Railway cars loaded with sulphuric acid were not property secured by crew members when they derailed at the Canadian Pacific Railway Company’s Toronto Yard in Scarborough in 2022, according to a newly released report by the Transportation Safety Board of Canada.

On Thursday, the TSB released its investigation report into the “uncontrolled movement and derailment” of several cars in CP’s Toronto Yard back on March 13, 2022.

According to the report, about 103 rail cars ran uncontrolled for about 3,200 feet down a descending grade of track in the Toronto Yard, which is located near McCowan Road and Sheppard Avenue. 

The seven leading cars derailed and three were carrying sulphuric acid, the report noted. There were no leaks and no one was injured, according to the report.

“The investigation found that the force applied during the hand brake test was insufficient and not enough time was allowed for the slack between the cars to fully adjust before the emergency air brakes were applied,” the report read.

“Consequently, the hand brake effectiveness test was incomplete, and the crew were unaware that the number of hand brakes used to secure the cars was insufficient for the descending grade.”

The report went on to say that “location-specific guidance” was not provided to crews in instructions from CP, meaning that they were forced to rely on “their knowledge, experience, and judgment” to secure rolling stock.

The TBS said four “significant” uncontrolled movements have occurred at the Toronto Yard over the past five years, prompting it to issue a rail safety advisory letter to Transport Canada in March 2023. In the letter the TSB suggested that Transport Canada may wish to audit CP’s switching and car securement practices to ensure “adequate procedures are in place.”

Transport Canada subsequently conducted inspections and CP undertook safety actions after receiving a notice under Section 31 of the Railway Safety Act.

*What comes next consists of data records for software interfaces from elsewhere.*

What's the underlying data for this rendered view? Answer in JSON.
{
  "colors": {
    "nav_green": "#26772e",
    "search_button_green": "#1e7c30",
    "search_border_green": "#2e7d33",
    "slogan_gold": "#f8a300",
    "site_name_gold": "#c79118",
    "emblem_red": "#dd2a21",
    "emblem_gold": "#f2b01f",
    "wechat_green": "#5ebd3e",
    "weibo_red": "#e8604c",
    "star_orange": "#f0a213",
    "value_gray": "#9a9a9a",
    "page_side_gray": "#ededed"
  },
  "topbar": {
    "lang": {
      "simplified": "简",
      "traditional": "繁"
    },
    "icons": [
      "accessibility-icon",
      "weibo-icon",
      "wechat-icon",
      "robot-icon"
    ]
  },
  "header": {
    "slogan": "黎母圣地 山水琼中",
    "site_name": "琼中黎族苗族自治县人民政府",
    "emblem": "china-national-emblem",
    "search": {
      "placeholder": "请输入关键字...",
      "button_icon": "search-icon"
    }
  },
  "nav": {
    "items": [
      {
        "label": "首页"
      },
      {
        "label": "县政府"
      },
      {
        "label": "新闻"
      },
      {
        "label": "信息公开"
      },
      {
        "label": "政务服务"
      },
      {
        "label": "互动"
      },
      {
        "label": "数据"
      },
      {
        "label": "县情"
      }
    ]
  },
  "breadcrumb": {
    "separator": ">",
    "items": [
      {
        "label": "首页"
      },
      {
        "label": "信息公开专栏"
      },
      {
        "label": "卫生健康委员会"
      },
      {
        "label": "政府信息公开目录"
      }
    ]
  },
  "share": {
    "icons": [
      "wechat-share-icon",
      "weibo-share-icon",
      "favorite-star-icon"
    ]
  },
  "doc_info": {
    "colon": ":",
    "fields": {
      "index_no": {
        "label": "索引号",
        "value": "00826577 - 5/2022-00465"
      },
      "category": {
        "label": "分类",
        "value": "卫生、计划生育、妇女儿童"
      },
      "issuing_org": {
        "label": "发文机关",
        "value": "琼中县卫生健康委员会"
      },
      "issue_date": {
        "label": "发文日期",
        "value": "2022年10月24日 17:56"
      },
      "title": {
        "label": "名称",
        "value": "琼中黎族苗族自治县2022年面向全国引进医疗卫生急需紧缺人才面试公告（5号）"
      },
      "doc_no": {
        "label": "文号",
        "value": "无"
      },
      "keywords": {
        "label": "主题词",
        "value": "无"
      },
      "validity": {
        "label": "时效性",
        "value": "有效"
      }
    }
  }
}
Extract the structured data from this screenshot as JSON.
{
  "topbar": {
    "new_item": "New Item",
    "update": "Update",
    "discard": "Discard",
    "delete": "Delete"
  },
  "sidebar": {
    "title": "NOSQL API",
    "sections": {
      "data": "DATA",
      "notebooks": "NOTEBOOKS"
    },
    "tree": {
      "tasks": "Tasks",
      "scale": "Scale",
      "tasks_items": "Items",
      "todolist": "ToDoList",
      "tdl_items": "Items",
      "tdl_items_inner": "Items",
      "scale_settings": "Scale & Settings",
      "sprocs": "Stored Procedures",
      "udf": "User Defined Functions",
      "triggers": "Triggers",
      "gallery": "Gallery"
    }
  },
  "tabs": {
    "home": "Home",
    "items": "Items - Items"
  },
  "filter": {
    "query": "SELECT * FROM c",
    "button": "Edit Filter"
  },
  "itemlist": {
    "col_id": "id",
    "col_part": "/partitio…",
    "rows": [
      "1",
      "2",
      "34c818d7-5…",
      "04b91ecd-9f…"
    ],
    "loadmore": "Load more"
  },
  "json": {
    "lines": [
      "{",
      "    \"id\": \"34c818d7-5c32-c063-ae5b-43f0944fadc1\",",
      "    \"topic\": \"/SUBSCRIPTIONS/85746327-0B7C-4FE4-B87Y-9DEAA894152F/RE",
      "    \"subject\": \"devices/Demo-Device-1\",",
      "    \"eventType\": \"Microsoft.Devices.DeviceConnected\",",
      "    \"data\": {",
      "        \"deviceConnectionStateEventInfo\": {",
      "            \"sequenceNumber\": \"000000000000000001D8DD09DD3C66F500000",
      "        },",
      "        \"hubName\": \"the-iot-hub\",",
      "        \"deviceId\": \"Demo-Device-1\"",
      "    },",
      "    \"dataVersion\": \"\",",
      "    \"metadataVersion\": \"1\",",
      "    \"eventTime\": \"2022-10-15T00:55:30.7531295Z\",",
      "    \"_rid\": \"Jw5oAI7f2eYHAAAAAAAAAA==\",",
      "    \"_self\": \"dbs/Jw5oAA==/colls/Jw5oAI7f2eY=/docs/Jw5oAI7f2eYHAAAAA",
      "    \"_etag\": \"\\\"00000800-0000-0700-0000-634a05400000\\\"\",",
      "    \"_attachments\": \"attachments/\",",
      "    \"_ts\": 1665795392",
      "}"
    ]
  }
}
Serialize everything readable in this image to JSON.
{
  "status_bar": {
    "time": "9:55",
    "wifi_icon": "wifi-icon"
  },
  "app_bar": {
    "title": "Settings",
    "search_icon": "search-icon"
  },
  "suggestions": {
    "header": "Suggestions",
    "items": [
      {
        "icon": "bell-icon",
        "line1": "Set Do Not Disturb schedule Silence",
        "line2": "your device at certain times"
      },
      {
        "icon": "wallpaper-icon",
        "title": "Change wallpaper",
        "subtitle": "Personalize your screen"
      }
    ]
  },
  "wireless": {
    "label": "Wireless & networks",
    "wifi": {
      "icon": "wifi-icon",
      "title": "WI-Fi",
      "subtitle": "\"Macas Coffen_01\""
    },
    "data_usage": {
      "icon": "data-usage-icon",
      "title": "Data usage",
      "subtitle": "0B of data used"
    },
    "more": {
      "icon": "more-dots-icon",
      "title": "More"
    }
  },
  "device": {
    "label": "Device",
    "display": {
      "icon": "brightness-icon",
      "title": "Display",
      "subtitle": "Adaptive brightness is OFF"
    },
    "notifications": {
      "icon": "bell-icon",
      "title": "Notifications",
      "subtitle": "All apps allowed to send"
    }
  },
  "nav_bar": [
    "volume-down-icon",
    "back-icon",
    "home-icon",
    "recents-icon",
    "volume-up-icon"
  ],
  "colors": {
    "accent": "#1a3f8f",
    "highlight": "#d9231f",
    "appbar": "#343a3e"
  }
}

“CP introduced a revised operating bulletin to be used when securing rail equipment in the yard, as well as conducting further education, training, and safety blitzes for employees working at the yard,” the report read.